Technical Paper

Phase Change Water Recovery for the Space Station Freedom and Future Exploration Missions

Vapor Compression Distillation technology for phase change recovery of water from wastewater has evolved as a technically mature and energy efficient approach for meeting the National Aeronautics and Space Administration mission needs/goals for the near-term Space Station Freedom Program and future advanced missions such as a Lunar Base and Mars exploration. Water is essential not only for the survival of humans in space, but also for efficient and economical operation for various space stations. Life Systems, Inc., in conjunction with the National Aeronautics and Space Administration, has been developing the Vapor Compression Distillation Phase Change Concept. During the development of this technology over the past 17 years an extensive engineering and scientific database has been assembled.
Technical Paper

An Integrated Regenerative Air Revitalization System for Spacecraft
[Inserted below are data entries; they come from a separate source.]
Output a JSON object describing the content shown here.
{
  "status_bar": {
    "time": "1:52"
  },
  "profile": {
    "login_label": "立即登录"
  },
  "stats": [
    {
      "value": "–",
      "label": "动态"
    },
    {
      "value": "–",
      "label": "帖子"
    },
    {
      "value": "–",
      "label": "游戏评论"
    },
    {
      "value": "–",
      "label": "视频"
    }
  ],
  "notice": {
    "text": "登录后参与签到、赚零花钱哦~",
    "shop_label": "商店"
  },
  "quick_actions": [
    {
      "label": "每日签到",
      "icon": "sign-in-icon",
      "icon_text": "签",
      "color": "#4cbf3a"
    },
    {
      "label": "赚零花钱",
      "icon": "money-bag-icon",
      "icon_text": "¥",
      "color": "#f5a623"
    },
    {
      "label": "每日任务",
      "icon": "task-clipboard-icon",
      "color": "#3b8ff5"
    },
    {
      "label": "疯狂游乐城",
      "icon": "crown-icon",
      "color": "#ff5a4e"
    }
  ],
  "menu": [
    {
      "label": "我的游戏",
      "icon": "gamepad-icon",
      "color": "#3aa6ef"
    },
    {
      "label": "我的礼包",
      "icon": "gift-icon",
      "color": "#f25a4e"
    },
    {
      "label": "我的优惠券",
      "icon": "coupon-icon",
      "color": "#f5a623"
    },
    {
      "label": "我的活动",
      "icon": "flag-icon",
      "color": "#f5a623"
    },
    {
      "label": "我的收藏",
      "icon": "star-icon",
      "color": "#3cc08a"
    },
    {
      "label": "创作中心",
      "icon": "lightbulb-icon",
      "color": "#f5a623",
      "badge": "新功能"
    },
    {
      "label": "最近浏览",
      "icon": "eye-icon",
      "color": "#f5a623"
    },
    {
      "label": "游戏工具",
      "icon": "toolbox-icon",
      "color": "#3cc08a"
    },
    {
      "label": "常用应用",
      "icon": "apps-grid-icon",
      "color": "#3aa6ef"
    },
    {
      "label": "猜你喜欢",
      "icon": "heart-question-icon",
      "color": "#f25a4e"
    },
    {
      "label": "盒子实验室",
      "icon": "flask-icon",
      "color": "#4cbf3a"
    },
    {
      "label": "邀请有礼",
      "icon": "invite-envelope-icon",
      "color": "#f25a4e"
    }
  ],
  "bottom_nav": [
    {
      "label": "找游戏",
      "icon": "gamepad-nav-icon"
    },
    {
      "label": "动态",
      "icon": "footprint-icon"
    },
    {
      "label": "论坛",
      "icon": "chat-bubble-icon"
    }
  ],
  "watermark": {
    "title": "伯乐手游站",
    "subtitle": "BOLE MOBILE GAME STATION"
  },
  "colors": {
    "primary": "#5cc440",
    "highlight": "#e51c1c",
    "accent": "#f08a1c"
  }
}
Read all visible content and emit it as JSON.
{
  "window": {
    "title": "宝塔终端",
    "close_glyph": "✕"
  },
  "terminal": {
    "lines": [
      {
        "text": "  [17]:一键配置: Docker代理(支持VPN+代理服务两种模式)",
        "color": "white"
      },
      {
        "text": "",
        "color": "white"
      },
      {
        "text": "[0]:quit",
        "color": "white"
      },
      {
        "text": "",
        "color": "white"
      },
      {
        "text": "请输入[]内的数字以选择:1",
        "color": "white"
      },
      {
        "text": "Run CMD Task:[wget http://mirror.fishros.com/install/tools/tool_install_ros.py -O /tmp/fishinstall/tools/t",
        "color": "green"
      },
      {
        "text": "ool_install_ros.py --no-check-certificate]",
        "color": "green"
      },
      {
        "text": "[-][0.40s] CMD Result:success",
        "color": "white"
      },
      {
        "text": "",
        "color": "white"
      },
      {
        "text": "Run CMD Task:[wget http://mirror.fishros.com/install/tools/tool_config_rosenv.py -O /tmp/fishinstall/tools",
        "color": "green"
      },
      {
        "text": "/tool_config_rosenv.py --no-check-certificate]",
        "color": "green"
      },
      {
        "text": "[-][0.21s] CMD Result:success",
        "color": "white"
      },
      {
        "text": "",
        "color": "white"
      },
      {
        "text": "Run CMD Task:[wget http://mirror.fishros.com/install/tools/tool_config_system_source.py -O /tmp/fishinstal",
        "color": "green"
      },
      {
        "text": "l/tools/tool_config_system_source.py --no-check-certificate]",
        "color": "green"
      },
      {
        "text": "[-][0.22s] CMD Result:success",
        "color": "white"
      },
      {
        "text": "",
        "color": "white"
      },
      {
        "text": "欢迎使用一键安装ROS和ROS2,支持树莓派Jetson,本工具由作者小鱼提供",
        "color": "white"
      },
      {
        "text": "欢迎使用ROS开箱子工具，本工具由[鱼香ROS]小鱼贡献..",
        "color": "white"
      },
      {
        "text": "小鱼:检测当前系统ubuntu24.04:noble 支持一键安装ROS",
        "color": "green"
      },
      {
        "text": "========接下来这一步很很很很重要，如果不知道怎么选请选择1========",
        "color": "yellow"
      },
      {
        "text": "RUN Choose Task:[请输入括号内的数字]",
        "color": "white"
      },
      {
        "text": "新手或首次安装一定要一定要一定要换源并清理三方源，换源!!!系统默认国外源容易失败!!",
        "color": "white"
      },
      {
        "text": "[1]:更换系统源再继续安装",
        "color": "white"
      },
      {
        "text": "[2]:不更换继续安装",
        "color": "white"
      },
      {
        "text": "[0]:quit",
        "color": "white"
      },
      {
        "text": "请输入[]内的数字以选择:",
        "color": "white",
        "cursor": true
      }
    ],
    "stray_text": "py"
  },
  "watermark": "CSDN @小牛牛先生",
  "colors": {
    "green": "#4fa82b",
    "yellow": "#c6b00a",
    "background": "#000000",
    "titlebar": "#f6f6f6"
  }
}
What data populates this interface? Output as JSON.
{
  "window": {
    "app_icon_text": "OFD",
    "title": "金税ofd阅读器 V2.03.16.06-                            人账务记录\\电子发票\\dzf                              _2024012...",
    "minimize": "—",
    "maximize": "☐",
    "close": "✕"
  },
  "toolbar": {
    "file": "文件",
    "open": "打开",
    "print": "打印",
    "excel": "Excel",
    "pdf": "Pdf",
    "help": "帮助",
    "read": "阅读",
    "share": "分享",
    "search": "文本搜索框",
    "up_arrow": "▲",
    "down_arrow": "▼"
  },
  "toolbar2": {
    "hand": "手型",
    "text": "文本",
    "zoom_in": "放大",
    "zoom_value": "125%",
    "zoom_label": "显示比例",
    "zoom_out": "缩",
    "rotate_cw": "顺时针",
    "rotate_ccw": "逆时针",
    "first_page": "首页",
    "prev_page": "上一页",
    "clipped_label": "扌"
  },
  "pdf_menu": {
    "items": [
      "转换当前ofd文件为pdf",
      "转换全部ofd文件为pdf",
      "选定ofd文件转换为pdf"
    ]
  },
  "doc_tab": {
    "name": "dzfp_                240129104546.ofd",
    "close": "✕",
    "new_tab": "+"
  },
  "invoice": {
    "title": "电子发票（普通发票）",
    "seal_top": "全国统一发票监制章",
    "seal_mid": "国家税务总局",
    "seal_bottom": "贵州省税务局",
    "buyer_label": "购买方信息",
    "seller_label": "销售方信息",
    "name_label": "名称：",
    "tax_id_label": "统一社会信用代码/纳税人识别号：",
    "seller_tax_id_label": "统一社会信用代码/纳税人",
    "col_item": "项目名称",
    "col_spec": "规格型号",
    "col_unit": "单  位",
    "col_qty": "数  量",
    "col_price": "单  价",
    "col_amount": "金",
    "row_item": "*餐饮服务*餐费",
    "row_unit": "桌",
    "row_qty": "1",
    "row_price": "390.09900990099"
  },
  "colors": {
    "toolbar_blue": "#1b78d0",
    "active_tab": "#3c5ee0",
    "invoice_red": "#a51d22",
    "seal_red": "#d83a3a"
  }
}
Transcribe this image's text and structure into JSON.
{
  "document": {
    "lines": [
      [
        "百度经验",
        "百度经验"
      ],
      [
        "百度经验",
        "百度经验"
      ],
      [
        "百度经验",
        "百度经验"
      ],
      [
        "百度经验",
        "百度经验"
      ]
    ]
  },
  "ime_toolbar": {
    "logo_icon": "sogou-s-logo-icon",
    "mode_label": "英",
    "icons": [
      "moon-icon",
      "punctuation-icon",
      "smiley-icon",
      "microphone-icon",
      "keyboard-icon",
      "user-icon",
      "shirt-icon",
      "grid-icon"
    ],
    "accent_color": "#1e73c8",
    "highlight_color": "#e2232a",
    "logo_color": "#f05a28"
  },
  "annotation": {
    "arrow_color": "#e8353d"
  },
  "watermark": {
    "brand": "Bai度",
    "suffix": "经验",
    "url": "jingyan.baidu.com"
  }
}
Future long-duration manned space missions will require efficient methods for maintenance of viable atmosphere in spacecraft crew cabins. Life Systems, working with NASA, has been developing an integrated regenerative Air Revitalization System (ARS) for removal of carbon dioxide and water vapor and replenishment of oxygen and nitrogen for spacecraft atmosphere. A one-person-capacity experimental ARS (ARX-1) has recently been developed and tested. This paper describes the ARS concept, prior development efforts, design and hardware features of the ARX-1, testing completed, the current test program, and a preliminary design for a one-person flight prototype ARS.